Another important concern in the story is women. At the beginning of the tale, Gurov is seen as an opportunist who uses women. He thinks of them as the "lower race," but at the same time enjoys their company and is afraid of his intellectual wife. Gurov enjoys women's company because of the intimacy it affords, but only after he has fallen in love with Anna does he realize how deep his need for intimacy is. When Gurov is at his lowest point and seeks someone in whom to confide, his friend dismisses his reference to the fascinating lady he met at Yalta. Gurov is disgusted by the boorishness of males, their savage manners, their unacceptable attitude toward women, and their petty interests such as card-playing and drinking. Women offer true communication, true emotion, and true experience in a way that men do not. When he wants to talk about Anna, his friends do not know what he is saying; ironically, only his wife guesses what he is getting at with his sideways remarks. By the end of the story, Gurov has been transformed by love not only because it has opened up his own emotional life but because it has changed his view of women. Gurov has changed from an oaf who sees women as lower beings to someone who recognizes their ability to understand interior experiences as a source of life's greatest richness. However, the story is told from the point of view of Gurov, and there is far less sense of what Anna thinks and feels about what is going on; most of her emotions and thoughts are filtered though Gurov. Her point of view is never fully presented. Neither are the thoughts of Gurov's wife. Thus, while the story says a great deal about women, it remains very much rooted in a male perspective.
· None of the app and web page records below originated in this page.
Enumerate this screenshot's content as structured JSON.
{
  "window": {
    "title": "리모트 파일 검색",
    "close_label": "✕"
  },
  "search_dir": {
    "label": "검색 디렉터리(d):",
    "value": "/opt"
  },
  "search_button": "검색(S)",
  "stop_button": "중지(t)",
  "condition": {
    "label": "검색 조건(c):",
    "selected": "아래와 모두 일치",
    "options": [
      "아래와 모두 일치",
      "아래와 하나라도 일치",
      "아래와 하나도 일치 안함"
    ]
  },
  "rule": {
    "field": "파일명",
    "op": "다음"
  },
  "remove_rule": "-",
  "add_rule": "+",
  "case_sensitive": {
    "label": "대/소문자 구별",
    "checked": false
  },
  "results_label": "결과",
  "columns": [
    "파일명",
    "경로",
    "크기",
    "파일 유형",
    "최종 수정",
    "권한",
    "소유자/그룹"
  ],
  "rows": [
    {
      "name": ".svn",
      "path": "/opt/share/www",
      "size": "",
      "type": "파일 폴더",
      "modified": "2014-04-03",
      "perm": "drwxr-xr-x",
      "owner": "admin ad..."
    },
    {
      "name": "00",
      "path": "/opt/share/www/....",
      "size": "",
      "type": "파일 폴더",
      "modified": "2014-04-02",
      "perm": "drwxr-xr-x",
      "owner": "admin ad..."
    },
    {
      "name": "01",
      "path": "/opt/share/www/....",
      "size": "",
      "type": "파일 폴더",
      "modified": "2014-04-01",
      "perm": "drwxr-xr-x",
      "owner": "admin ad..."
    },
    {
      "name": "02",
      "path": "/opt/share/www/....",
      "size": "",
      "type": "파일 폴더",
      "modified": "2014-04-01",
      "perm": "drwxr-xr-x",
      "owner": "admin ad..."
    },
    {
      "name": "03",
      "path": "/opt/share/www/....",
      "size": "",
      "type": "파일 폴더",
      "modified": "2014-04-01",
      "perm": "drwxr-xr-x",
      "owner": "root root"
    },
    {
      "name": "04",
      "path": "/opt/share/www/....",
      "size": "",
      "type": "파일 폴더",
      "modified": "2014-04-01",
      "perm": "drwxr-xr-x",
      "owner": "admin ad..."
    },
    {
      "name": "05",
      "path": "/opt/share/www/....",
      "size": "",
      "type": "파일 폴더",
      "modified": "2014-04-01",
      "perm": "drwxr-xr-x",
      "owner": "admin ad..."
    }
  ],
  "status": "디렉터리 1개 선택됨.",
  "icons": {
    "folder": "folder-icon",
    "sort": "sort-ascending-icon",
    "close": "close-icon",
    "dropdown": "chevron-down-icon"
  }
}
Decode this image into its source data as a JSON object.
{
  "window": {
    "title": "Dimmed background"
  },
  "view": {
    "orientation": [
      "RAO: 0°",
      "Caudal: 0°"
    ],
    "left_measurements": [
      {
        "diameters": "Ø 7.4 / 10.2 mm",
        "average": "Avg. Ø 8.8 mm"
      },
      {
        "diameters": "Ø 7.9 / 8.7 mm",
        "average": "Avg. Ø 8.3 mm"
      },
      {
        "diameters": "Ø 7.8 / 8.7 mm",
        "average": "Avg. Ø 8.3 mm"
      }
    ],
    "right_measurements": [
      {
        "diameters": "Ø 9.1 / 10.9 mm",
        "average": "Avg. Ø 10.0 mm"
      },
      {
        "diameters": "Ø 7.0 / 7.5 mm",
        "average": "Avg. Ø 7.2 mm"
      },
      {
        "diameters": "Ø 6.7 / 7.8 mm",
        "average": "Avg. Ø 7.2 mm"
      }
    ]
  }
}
When "The Lady with the Dog" appeared in 1899, Chekhov had already established his reputation as one of Russia's great short story writers. The tale was immediately popular; Maxim Gorky is said to have remarked that it made him want to "change wives." Gorky also wrote that the work "killed realism" and thus reinvented fiction, because of the way the author required readers to use their imaginations to fill out the story. Early critics noted that the tale opened up the form of the short story through its focus on character and the exploration of one person's moral and emotional growth.
Today, "The Lady with the Dog" is regarded by many critics as one of the greatest short stories in any language and one of the finest psychological studies of love ever written. Recent criticism on the story in English has concentrated on how the work reflects Chekhov's attitudes towards women and love. Other themes of interest to scholars have included the biographical elements in the story, notably parallels with Chekhov's own relationship with Olga Kipper; exactly what type of transformation is undergone by the protagonists; the work's lyricism and structure; the realism, humor, and pathos of the tale; and the story's treatment of memory. Critics have also discussed the influence of the philosophy of Friedrich Nietzsche on the work and the story's vast influence on other artists, from the Russian modernist I. A. Bunin, to the American short-story writer Joyce Carol Oates, to the filmmaker Nikita Mikhalkov. Because of its brevity, simplicity, and lyricism, the work continues to enjoy wide readership. Its appearance in countless anthologies is a testament to its popular appeal and to Chekhov's reputation as a master of the short story.